The geological succession up from sea level is: Portland Cherty Series (up to the level of the neighbouring quarried platform), then Portland Freestone (the oolitic limestone quarried inland of Pulpit Rock), then a cap of thin-bedded limestones which are part of the basal Purbeck Formation.[7]

See also[edit]

References[edit]

  1. ^ "Portland Bill: Exploring Portland by Geoff Kirby". Retrieved 2008-11-01. 
  2. ^ "Portland Bill - Geological Field Guide". Southampton.ac.uk. 2012-10-19. Retrieved 2013-01-26. 
  3. ^ "Sea Gallery | Pulpit Rock, Portland, Dorset by Robin Mills ARPS | Fine Art Photography". Robinmillsphotography.com. Retrieved 2013-01-26. 
  4. ^ YouTube (2009-08-01). "Cliff Jumping, Portland Bill: Extreme sport Tombstoning danger". YouTube.

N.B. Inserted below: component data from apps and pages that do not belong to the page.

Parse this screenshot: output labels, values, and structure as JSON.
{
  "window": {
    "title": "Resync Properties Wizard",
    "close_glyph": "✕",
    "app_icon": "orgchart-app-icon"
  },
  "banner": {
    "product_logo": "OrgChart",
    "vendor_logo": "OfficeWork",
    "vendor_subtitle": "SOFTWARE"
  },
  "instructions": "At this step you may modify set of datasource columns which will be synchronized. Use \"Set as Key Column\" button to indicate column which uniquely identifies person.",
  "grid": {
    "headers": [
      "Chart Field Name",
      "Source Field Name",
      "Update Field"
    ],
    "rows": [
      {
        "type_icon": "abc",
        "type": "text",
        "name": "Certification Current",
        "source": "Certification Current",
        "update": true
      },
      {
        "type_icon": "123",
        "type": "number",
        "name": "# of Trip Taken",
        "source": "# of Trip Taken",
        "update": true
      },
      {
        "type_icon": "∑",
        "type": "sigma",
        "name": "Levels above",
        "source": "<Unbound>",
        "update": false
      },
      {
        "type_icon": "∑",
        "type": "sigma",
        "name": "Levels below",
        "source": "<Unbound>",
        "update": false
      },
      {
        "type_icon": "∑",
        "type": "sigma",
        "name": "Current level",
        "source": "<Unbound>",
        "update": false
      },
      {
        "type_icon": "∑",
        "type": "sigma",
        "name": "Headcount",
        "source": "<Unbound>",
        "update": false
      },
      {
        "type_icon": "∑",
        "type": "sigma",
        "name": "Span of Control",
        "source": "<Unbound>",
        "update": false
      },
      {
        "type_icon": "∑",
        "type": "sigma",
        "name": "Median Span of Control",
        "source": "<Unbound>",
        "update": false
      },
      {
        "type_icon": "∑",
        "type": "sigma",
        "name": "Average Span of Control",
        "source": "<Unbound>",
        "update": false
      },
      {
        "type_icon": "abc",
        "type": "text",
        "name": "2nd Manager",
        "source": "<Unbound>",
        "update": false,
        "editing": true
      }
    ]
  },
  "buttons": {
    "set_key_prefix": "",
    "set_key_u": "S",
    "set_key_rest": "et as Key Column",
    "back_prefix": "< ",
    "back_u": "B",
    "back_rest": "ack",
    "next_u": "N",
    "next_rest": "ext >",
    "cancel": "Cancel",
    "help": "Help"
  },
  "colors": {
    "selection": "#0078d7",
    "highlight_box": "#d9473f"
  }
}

Retrieved 2013-01-26. 
  5. ^ "Portlandbill.co.uk". Portlandbill.co.uk. Retrieved 2013-01-26. 
  6. ^ "Quick facts about the Jurassic Coast". Jurassiccoastline.com. Retrieved 2013-03-29. 
  7. ^ "West, Ian. M. 2008. The Isle of Portland: Portland Bill. Geology of the Wessex Coast". Retrieved 2009-01-02. 

External links[edit]

Media related to Pulpit Rock, Isle of Portland at Wikimedia Commons

Coordinates: 50°30′51.3″N 2°27′34.1″W / 50.514250°N 2.459472°W / 50.514250; -2.459472